Welcome one and all to Flixist’s new end of the year awards program, the Golden Cages! With Hollywood becoming increasingly out of touch with what the people like, we at Flixist have taken it upon ourselves to deliver the fair, balanced, dignity-filled awards you deserve. Why are we delivering our 2018 awards so late in the year? Because the Oscars do it and we’re better than them. The winners of the Golden Cages will be spread out over the next two weeks, right before the hostless Academy Awards.
In Pittsburgh, a town that prides itself on being tied for having the most Super Bowl rings, and having one of the more successful runs in modern professional hockey history, there’s a man who stands above even the greatest sports figures. Fred Rogers. An entire wing of the museum of history downtown is dedicated to him and his television show, and his statue overlooks the river while songs he performed on his children’s show Mister Rodger’s Neighborhood play for all to hear. To native and adoptive residents of the city, such as myself, Fred Rogers is a legend.
So it stands to reason that when a documentary about Fred Rogers’ life and work was announced early last year, there was a lot of anticipation from me and many of us on staff (even though the rest of the staff isn’t from Pittsburgh). At the time, and quite honestly still to this day, it feels like the time is ripe for a relighting of the torch that Fred Rogers carried all throughout his life until his death in 2003. What we got from Won’t You Be My Neighbor was that and so much more.
While Won’t You Be My Neighbor wasn’t the hard-hitting documentary that we’ve come to expect from the genre, it did tell the story of where Fred had come from and all that he did over his years as a television personality. Alongside showing how great and caring of a man Fred Rogers was and all the work he did in the service of children, it also showed the forces that he was up against. Robert Kennedy’s assassination, the Vietnam War, 9/11. Through each of these of tragedies, we were shown Fred as the antithesis.
Seeing these moments in juxtaposition to what he stood for made me angry, they made me cry, and made me feel helpless against an oppressive world. But through it all, there was Fred, eager to show me the light that I couldn’t see, urging me to not give up hope. It was as if even up against the forces of evil that have persisted long after his death, Fred was able to reach out through the documentary and give us a much-needed hand on the shoulder. In a way Won’t You Be My Neighbor brought a new generation Fred’s message and if that isn’t the mark of a good documentary then I don’t know what is.

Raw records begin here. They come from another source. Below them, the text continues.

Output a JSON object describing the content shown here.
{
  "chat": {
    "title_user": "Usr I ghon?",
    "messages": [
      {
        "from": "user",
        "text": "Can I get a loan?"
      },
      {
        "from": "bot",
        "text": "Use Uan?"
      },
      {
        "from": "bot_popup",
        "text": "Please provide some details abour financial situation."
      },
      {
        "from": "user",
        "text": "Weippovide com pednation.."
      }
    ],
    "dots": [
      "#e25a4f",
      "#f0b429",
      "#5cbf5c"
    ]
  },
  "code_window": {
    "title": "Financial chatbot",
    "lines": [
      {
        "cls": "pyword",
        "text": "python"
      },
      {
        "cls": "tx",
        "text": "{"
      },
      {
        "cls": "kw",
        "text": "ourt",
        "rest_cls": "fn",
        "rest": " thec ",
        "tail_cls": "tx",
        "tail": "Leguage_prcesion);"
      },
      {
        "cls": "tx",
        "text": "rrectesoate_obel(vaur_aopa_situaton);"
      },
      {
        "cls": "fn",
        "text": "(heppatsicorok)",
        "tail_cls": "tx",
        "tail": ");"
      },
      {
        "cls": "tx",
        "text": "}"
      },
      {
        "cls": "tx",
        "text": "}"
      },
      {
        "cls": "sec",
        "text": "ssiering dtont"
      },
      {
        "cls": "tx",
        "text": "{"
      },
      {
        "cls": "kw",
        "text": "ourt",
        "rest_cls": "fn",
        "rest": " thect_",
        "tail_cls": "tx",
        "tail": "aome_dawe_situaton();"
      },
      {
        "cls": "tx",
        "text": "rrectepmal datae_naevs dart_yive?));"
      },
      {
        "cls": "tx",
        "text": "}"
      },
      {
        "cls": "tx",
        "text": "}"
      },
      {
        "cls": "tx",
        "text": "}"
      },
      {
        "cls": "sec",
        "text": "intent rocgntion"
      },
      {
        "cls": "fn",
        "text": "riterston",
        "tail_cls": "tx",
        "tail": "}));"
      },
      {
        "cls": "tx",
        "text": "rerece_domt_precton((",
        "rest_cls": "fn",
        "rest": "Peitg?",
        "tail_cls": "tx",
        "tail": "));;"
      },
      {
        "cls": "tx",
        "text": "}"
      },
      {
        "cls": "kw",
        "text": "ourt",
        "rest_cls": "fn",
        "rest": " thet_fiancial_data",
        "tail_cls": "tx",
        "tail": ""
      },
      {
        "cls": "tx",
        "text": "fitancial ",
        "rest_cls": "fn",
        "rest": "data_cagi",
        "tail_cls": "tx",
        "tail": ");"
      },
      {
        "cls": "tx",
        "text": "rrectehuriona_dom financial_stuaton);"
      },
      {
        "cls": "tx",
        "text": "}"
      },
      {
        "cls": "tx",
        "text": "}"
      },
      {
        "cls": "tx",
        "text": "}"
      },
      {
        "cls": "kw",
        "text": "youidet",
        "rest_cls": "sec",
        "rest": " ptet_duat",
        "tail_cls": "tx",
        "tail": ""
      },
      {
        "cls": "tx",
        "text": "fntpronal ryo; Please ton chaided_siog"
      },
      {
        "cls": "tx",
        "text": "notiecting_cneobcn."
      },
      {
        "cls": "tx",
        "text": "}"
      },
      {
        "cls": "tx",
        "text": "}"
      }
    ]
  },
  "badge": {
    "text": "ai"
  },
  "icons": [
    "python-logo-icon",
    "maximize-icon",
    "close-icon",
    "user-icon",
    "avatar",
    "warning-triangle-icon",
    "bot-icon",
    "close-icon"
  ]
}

While I don’t doubt Tom Hank’s upcoming fictional film about the twilight of Rogers’ life will be more popular with the general public, I only hope that that movie’s inevitable wide reach will help point more people back to this documentary. The Oscars snubbing it for even a paltry nomination don’t help it much but let the rotting dinosaurs have their Oscar, we have the Cages. My biggest hope is that Won’t You Be My Neighbor leaves Kanopy and goes to a streaming service that people actually have so more eyes end up seeing it. Until then, there’s always the local library…